France and Belgium have published for the first time a list of airlines banned from their territories for safety reasons.
The French list is: Air Koryo (North Korea), Air Saint-Thomas (US Virgin Islands), International Air Service (Liberia), Air Mozambique (LAM and Transairways) and Phuket Airlines (Thailand).
The ban has been in force for years but a decision to publish the list was not made until recently, following five crashes in the past month, including one in Venezuela on 16 August that killed 152 French citizens.
Critics said the French list did not go far enough. West Caribbean airways, the Colombian company involved in the Venezuela crash, escaped censure, as did the Turkish airline Fly Air. A Fly Air plane was grounded in Paris for safety reasons on Saturday. The French government is also considering obliging tour operators to tell passengers about airline companies they might travel with.
Belgium also made public the names of nine airlines that it has forbidden to land. The airlines, mostly from central Africa but also from Egypt, Ukraine and Armenia, are cargo companies.
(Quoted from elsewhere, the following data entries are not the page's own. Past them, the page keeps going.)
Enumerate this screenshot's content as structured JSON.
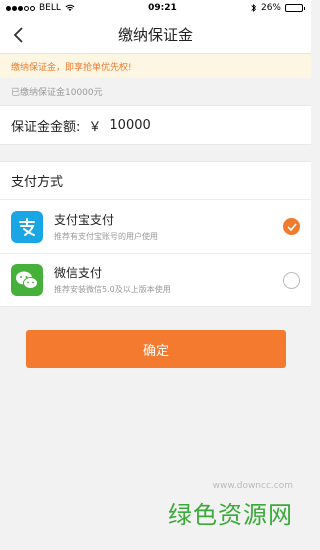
{
  "status_bar": {
    "carrier": "BELL",
    "time": "09:21",
    "battery": "26%",
    "battery_level": 0.26
  },
  "nav": {
    "title": "缴纳保证金",
    "back_icon": "chevron-left-icon"
  },
  "notice": "缴纳保证金，即享抢单优先权!",
  "paid_info": "已缴纳保证金10000元",
  "amount": {
    "label": "保证金金额:",
    "currency": "￥",
    "value": "10000"
  },
  "payment": {
    "header": "支付方式",
    "options": [
      {
        "name": "支付宝支付",
        "desc": "推荐有支付宝账号的用户使用",
        "icon": "alipay-icon",
        "selected": true
      },
      {
        "name": "微信支付",
        "desc": "推荐安装微信5.0及以上版本使用",
        "icon": "wechat-icon",
        "selected": false
      }
    ]
  },
  "confirm_label": "确定",
  "watermark": {
    "title": "绿色资源网",
    "url": "www.downcc.com"
  },
  "colors": {
    "accent": "#f47a30",
    "alipay": "#1aa6e5",
    "wechat": "#45b13a",
    "watermark": "#3aaa3a"
  }
}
The United States issues a blacklist, but in Europe only Britain has taken such a step. Switzerland will release its list on Thursday. The French and Belgian decisions come ahead of a decision by the European Union on the matter. It wants to issue by the end of 2005 a list compiled by the 25 member states that would show all banned airlines.
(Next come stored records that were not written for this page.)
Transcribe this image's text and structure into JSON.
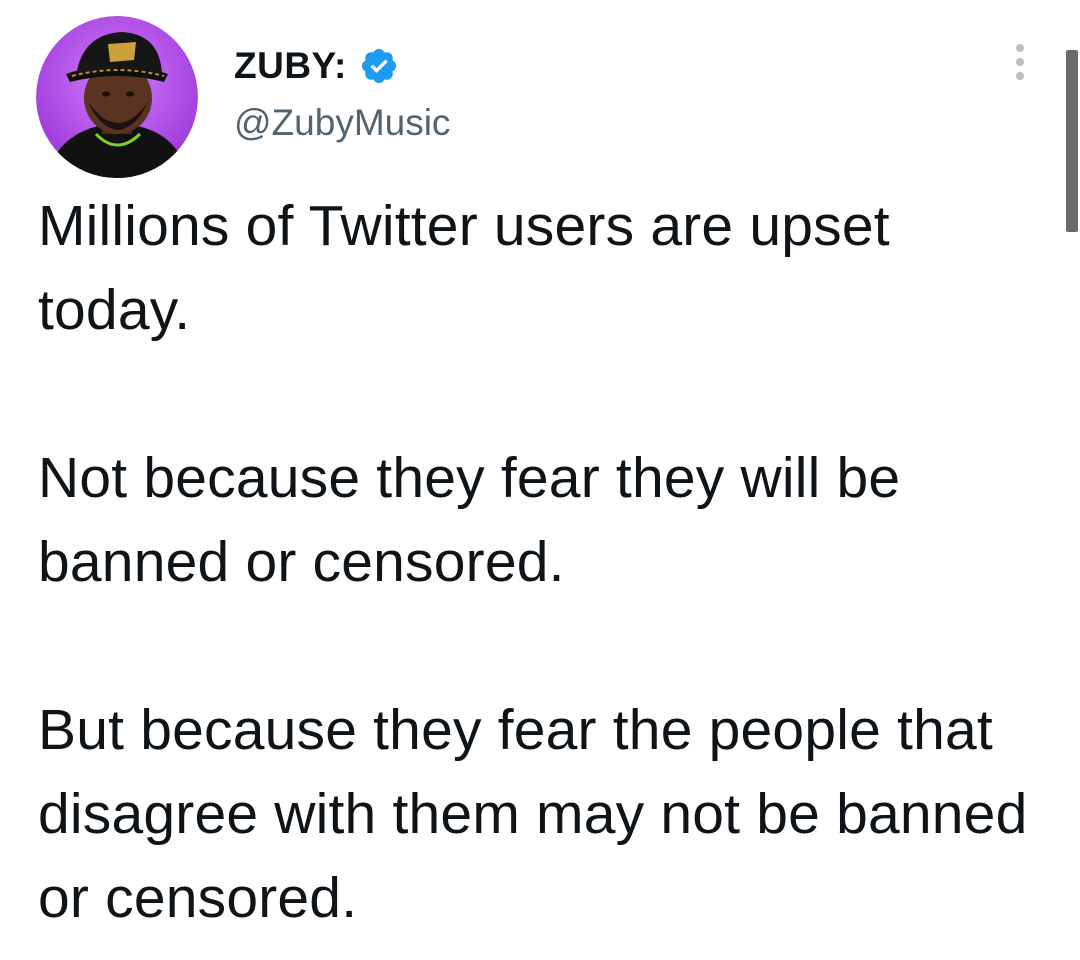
{
  "author": {
    "display_name": "ZUBY:",
    "handle": "@ZubyMusic",
    "verified": true,
    "avatar_icon": "profile-photo",
    "avatar_background": "#b64bf0"
  },
  "tweet": {
    "paragraphs": [
      "Millions of Twitter users are upset today.",
      "Not because they fear they will be banned or censored.",
      "But because they fear the people that disagree with them may not be banned or censored."
    ]
  },
  "icons": {
    "verified": "verified-badge-icon",
    "more": "more-vertical-icon"
  },
  "colors": {
    "verified_blue": "#1d9bf0",
    "handle_gray": "#536471",
    "text": "#0f1419"
  }
}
* France is to launch a tax on airline tickets next year to help finance the global fight against poverty, President Jacques Chirac said. The idea is still being discussed at international level, but M. Chirac said France hoped to put it in place as soon as possible.Reuse content